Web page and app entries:
▼

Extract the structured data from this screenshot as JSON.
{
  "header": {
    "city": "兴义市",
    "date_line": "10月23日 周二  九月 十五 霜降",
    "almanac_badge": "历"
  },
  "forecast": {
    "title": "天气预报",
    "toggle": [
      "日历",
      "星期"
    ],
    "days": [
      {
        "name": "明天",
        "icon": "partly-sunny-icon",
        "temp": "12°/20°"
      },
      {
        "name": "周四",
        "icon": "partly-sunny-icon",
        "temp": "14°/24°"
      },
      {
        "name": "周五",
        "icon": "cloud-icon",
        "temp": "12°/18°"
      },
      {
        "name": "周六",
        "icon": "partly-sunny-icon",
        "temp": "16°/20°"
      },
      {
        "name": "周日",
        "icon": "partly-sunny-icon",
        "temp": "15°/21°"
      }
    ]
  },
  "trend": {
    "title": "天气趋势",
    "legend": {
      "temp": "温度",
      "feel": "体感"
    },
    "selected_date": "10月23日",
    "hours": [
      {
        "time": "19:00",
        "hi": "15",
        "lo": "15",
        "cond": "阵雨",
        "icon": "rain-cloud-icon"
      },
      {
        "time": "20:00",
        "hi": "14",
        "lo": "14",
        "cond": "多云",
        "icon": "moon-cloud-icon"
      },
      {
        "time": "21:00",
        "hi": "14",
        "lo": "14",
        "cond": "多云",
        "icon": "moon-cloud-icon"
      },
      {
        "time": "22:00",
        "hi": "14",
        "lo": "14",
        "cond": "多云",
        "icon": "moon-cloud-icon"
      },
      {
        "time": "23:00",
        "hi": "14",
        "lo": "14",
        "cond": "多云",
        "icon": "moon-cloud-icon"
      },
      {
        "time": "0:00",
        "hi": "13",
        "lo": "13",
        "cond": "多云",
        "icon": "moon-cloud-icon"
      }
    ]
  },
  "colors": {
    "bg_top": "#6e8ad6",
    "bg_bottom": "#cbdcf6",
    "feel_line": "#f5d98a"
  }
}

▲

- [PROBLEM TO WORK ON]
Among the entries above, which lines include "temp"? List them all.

- [YOUR RESPONSE]
        "temp": "12°/20°"
        "temp": "14°/24°"
        "temp": "12°/18°"
        "temp": "16°/20°"
        "temp": "15°/21°"
      "temp": "温度",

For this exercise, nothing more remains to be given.